| Work to be completed |
Each line of the listing where the string "Euro" appears is to be identified and copied.

** Opening Records to use block **

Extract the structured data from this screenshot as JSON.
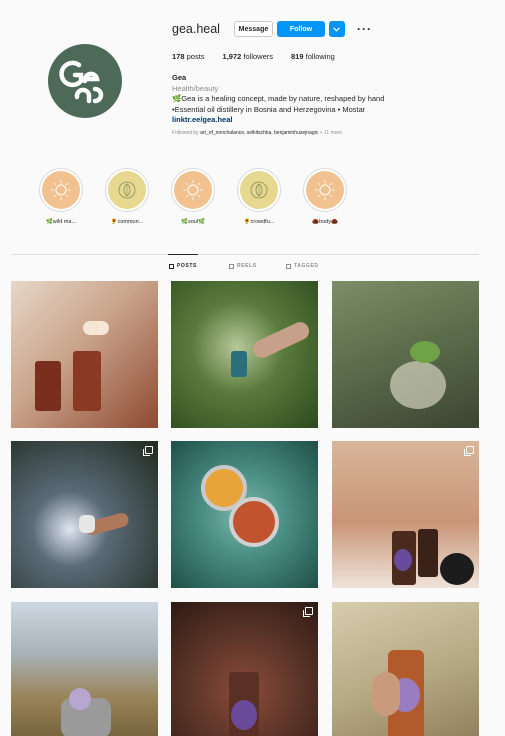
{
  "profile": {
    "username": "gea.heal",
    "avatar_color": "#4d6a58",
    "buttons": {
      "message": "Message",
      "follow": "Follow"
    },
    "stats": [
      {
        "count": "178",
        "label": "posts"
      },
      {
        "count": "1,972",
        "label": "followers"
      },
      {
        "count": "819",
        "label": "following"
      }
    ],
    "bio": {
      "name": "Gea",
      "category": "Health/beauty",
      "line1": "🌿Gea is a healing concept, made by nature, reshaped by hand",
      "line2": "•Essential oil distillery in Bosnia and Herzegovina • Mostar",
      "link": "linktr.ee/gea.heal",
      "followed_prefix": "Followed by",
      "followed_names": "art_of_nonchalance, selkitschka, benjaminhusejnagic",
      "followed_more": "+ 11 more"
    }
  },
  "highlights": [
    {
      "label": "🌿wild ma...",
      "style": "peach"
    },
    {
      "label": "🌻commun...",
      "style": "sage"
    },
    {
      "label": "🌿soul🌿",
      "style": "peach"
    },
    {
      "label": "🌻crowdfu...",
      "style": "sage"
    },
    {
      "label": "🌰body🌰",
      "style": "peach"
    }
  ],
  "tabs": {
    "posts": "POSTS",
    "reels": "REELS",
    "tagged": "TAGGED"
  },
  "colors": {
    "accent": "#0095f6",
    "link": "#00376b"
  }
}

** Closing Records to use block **
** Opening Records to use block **

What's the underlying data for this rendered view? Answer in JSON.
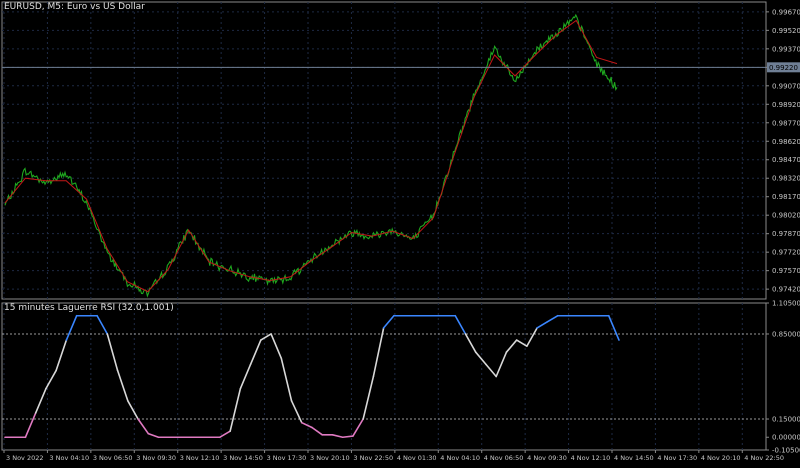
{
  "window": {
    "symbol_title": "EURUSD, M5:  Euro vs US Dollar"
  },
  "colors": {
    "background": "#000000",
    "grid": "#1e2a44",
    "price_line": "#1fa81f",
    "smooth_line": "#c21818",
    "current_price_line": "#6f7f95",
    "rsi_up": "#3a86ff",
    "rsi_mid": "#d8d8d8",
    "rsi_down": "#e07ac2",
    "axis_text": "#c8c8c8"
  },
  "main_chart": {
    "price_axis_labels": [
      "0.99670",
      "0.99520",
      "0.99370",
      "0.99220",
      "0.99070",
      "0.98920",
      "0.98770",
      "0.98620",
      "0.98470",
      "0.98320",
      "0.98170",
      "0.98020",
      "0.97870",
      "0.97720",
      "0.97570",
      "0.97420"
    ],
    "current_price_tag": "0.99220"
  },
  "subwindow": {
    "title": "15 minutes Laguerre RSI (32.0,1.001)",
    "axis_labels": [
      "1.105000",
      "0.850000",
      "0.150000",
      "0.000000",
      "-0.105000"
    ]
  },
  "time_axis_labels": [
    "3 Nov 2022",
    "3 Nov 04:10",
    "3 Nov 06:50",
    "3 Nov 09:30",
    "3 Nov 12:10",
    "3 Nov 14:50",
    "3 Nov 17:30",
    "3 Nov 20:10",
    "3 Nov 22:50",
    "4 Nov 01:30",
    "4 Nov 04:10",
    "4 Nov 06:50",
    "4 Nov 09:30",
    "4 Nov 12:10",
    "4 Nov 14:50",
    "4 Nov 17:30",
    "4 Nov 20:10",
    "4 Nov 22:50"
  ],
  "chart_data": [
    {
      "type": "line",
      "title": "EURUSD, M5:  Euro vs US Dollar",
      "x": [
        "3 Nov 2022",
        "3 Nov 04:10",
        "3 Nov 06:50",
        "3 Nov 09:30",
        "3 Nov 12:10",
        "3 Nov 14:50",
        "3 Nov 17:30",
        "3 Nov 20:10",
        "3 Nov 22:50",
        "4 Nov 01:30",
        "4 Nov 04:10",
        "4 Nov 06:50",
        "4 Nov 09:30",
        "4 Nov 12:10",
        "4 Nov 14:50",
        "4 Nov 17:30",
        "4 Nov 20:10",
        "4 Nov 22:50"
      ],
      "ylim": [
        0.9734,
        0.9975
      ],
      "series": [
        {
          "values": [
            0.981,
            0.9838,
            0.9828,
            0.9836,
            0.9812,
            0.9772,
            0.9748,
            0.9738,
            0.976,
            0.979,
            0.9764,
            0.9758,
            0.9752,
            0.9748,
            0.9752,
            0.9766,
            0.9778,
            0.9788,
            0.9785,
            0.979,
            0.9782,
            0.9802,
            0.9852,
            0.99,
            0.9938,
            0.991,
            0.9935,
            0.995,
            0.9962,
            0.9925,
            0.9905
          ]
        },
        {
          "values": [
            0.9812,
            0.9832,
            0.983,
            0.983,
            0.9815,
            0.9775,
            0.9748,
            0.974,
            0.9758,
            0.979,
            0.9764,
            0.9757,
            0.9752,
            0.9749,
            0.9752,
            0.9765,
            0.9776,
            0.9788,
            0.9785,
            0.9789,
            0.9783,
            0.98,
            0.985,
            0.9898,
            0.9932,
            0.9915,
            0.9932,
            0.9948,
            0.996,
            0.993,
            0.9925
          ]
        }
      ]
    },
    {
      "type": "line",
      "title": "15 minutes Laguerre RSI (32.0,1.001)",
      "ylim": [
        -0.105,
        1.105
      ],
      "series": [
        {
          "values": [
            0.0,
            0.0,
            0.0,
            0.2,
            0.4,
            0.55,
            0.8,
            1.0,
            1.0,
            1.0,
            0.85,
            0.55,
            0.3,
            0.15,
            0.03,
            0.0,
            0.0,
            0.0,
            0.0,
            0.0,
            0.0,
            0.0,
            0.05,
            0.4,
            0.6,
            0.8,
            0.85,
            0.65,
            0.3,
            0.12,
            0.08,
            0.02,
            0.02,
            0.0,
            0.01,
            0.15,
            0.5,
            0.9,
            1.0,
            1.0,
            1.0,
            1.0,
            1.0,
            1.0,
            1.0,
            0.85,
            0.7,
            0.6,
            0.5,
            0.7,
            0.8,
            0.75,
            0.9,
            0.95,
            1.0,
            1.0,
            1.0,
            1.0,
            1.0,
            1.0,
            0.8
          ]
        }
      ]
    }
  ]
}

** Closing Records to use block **

| Output for this exercise |
    "symbol_title": "EURUSD, M5:  Euro vs US Dollar"
      "title": "EURUSD, M5:  Euro vs US Dollar",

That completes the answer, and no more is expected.